** Task objective **
Report how many lines in the material hold the word "図の形式". No other content is required.

** Data provided **
################

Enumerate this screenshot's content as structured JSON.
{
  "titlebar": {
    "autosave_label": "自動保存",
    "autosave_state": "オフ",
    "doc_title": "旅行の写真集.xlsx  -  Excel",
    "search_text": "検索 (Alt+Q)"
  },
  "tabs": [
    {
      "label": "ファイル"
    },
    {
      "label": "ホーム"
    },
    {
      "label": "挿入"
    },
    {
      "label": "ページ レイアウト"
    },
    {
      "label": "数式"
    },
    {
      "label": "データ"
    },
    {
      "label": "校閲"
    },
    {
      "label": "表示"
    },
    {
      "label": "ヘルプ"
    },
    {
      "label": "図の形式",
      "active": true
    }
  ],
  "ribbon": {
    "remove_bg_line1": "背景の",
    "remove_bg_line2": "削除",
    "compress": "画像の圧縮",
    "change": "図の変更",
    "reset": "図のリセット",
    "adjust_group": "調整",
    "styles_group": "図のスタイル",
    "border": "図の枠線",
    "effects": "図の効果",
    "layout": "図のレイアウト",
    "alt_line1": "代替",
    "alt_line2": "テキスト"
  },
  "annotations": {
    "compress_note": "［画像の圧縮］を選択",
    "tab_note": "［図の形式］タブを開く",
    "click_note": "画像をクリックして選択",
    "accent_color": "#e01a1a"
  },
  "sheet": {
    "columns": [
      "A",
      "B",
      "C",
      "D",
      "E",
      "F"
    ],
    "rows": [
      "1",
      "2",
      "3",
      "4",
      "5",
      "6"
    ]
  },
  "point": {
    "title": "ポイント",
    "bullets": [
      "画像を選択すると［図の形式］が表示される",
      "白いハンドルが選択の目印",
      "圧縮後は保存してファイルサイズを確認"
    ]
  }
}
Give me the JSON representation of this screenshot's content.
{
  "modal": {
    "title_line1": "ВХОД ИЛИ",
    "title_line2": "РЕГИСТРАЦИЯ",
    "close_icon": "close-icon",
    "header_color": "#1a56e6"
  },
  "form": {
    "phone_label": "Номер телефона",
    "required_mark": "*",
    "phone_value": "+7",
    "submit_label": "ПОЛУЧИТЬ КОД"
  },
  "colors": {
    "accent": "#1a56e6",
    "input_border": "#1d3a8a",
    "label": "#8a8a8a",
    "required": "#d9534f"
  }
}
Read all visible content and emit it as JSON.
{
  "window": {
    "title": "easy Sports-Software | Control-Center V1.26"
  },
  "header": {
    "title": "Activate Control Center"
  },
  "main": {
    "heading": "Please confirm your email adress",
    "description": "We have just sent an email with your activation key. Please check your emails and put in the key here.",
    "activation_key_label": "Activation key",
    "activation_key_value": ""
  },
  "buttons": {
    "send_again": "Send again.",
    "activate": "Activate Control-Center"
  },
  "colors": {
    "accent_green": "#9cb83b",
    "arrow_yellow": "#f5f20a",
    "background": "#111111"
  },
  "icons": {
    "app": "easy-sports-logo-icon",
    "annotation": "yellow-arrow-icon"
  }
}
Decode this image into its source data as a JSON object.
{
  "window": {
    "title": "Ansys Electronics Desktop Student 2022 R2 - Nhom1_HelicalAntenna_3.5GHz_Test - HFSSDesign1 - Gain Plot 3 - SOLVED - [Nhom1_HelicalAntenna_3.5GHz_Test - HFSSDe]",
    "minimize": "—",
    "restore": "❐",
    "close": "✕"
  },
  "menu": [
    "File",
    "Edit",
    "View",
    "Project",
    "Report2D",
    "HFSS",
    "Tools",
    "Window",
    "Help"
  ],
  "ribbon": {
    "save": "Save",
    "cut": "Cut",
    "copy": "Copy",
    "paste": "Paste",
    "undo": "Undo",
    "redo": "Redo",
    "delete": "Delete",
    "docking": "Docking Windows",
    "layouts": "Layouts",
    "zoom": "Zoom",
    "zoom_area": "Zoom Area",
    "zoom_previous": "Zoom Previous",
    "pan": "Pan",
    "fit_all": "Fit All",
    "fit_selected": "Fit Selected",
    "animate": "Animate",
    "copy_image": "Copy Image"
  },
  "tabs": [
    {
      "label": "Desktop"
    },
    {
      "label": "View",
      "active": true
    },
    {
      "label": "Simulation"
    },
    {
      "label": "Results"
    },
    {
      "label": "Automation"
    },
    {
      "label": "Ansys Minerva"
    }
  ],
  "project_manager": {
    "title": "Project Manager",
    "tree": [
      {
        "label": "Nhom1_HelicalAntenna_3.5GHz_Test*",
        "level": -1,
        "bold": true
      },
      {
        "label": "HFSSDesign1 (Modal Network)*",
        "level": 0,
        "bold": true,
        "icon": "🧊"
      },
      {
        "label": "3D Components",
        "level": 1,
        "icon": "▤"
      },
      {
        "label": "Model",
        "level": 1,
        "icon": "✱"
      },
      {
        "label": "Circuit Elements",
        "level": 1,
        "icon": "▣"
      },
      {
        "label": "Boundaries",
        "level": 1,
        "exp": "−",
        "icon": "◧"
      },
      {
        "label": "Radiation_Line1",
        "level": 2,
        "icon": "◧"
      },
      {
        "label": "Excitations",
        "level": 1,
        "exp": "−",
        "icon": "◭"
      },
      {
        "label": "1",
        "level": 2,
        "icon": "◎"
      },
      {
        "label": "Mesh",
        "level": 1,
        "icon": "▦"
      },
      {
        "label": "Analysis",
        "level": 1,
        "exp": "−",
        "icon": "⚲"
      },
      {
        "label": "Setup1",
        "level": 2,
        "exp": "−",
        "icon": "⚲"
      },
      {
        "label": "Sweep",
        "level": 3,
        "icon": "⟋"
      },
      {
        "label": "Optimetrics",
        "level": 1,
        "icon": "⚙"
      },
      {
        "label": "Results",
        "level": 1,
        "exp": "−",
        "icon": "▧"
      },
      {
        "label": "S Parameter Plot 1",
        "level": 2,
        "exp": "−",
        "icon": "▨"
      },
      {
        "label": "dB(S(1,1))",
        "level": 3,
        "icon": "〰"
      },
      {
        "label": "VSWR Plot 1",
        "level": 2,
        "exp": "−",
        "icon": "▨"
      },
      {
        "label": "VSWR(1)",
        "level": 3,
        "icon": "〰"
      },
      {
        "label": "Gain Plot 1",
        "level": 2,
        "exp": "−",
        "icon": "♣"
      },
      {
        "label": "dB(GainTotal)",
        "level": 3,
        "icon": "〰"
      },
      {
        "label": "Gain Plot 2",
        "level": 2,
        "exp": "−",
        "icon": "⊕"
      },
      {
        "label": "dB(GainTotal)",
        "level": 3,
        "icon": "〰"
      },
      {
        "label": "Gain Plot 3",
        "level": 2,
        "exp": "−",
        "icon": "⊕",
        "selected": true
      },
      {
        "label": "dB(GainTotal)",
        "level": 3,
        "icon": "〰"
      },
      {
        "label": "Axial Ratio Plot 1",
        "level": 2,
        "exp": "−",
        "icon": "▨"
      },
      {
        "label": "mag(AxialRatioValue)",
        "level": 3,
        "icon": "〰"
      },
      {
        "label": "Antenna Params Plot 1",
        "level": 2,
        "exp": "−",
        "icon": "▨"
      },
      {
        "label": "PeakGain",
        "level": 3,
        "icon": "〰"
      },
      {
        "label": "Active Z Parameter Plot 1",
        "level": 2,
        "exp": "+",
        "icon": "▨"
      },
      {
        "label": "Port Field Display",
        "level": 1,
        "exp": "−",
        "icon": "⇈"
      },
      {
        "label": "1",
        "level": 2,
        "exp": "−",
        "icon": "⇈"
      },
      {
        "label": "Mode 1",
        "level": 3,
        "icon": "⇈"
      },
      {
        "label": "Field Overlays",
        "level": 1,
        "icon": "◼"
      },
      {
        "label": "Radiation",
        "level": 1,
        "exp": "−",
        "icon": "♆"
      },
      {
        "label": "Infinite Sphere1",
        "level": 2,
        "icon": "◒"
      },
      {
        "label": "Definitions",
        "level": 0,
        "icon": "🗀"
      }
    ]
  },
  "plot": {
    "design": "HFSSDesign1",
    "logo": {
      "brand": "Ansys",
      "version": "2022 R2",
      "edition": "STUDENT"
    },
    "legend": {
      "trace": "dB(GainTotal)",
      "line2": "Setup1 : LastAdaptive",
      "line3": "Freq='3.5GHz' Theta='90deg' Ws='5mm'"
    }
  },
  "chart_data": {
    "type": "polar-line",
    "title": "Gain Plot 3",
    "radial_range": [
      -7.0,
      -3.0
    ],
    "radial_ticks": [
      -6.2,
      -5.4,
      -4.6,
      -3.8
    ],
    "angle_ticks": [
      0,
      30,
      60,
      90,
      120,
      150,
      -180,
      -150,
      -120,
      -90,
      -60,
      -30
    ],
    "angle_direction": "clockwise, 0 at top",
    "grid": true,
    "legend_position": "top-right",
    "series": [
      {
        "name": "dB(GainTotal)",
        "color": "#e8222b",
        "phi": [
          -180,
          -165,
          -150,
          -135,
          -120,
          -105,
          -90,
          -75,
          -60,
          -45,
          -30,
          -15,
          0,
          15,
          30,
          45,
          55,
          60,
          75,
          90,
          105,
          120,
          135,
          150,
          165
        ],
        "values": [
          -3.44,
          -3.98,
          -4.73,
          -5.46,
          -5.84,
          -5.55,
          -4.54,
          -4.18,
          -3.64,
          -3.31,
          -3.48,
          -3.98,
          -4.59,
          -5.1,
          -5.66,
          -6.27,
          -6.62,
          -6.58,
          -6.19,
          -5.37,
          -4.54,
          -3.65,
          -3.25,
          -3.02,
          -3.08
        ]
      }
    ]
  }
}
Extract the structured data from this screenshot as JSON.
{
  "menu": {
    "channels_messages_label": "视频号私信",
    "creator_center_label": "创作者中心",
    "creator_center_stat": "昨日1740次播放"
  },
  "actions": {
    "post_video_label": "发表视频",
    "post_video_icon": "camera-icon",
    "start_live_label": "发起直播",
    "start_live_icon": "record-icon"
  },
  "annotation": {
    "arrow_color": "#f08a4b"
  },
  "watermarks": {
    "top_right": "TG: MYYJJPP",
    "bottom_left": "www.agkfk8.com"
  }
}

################

** Answer to this problem **
3